That sentiment echoes exactly what Beckham told The Record and NorthJersey.com just hours after the Giants selected Barkley with the No. 2 overall pick, their highest draft choice since Lawrence Taylor.
"We met a while back, and I just knew where he was going," Beckham said, recalling what he and Barkley discussed during a FaceTime chat after the Giants made their selection on draft night. "We spoke this into existence, and now it's time to do the rest."
Barkley. Beckham. Saquon. Odell.
Two players, coming from completely different places heading into their first and fifth seasons, respectively, but carrying equal responsibility for getting the Giants where they want to go.
Beckham continues to do the right thing by Shurmur and the Giants, refusing to let his desire for a lucrative long-term extension get in the way of a franchise desperate to turn the page on a forgettable 3-13 campaign.
When news was made Monday by those who stayed away from voluntary OTA practices around the league, with Tom Brady and Rob Gronkowski and Julio Jones and Aaron Donald garnering attention, the latter three all seeking more money, Beckham was taking part in individual drills and showing his commitment to the team.
He stretched with the team and speed-stepped during agility work with the Giants' wide receivers, caught some passes from wide receivers coach Tyke Tolbert before doing more rehab with the training staff.
Beckham returned from the field house in time to watch Barkley's first "touchdown" catch from Eli Manning during red zone drills. It was a simple angle route out of the backfield for Barkley, who stood alone at the goal line when, after looking off the defender to the left side, Manning fired and completed the play with relative ease.
"I didn't even realize that I scored," Barkley said. "I guess that's kind of cool now that I think about it, but it was a play, I ran a play and got open, Eli found me and we were able to score and get practice started off really early. Just got to continue to learn some things. In that situation, obviously it was a good play, but go back and look at how it could have been better."
That obsession for perfection is something Barkley shares with Beckham, who has seemingly done everything right to move past the whirlwind in late March that thrust his name into the rumor mill regarding a trade that neither the Giants nor Beckham truly wanted to happen.
At this point, Beckham is giving the Giants everything they asked to see from a player whose importance to their success is critical. If, as general manager Dave Gettleman and team president/co-owner John Mara have suggested, a contract will get done when it is meant to get done — it's hard to imagine team brass viewing Beckham's long-term presence as anything but an inevitability.
"He looks good. He's out here moving around, he's champing at the bit wanting to get out and do more than we're allowing him to do at this point," Giants coach Pat Shurmur said. "But I think we're just trying to make sure that everything is healed to the fullest before we put him out there. He looks good."
So does Barkley, who comes to the Giants with a hunger to learn. He's also well aware of what he can do for Beckham and others within an offense that has not reached 30 points since Tom Coughlin's last game as head coach in 2015.

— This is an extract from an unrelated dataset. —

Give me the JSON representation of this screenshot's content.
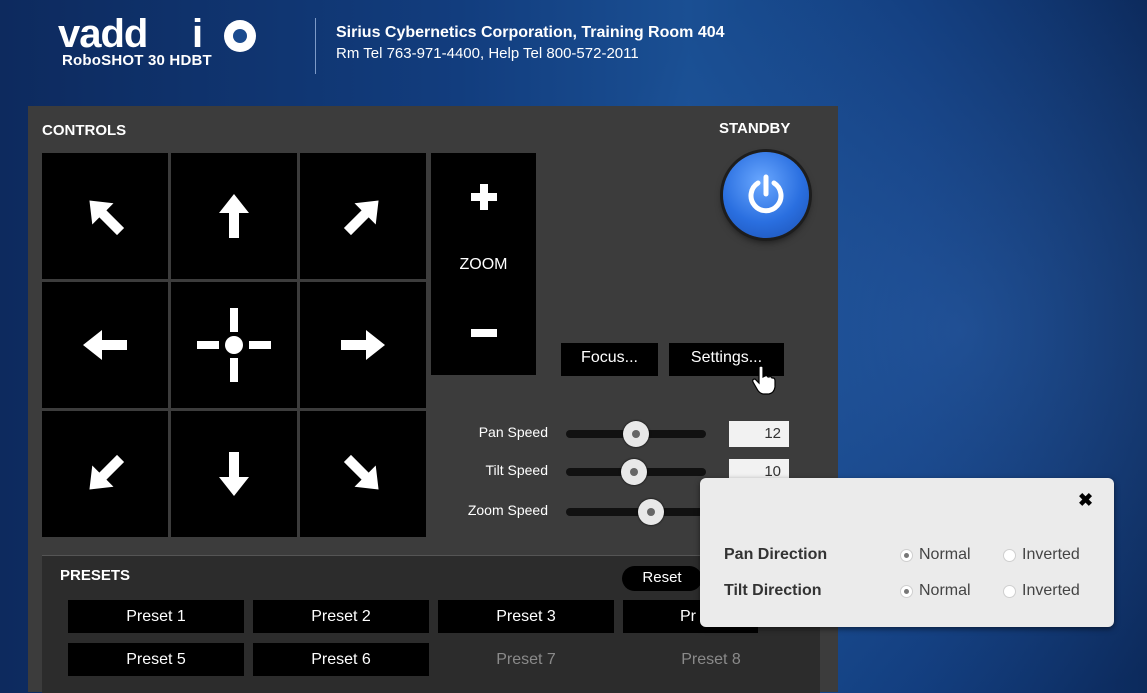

All eyes were on Barkley and Beckham on Monday, and the former promises his will be on Beckham from this point forward.
"He knows what to do, what not to do and I'm a fool if I only listen to what to do and don't look at what not to do, because I can learn from that also and that can help me and evolve me as a better person and a player," Barkley said of Beckham, shortly after his post-practice news conference with a media crowd finished up on Monday. "I will make my own mistakes own day, too, so I'll have that same mindset for the future when rookies next year and rookies the next year come in, I'll be able to show them what to do and what not to do. There's a lot I can learn from Odell, there's no doubt about that."
Gettleman essentially tagged Barkley with the "gold jacket" label due to his belief in the Pro Football Hall of Fame standard that comes with being the No. 2 overall pick.
Barkley has promised he isn't in awe of that proclamation, simply because he sets his own similar expectations for himself.
Who better for Barkley to study than Beckham, whose Hall of Fame aspirations and thirst to return to the playoffs to atone for his greatest professional disappointment have yet to be satisfied?
"I don't see [Beckham] stopping the way he works, the way he works on his craft and how passionate he is about the game," Barkley said. "I could see him continue to elevate his game, hopefully as a running back I can help him elevate his game also — but I see him as a gold jacket, hands down."
Barkley and Beckham know the heights to where they hope to take the Giants, not to mention their own games. They also like the idea of trying to get there together.
"Once a Giant, always a Giant — that's what it says all over this place," Barkley said. "So that's the goal."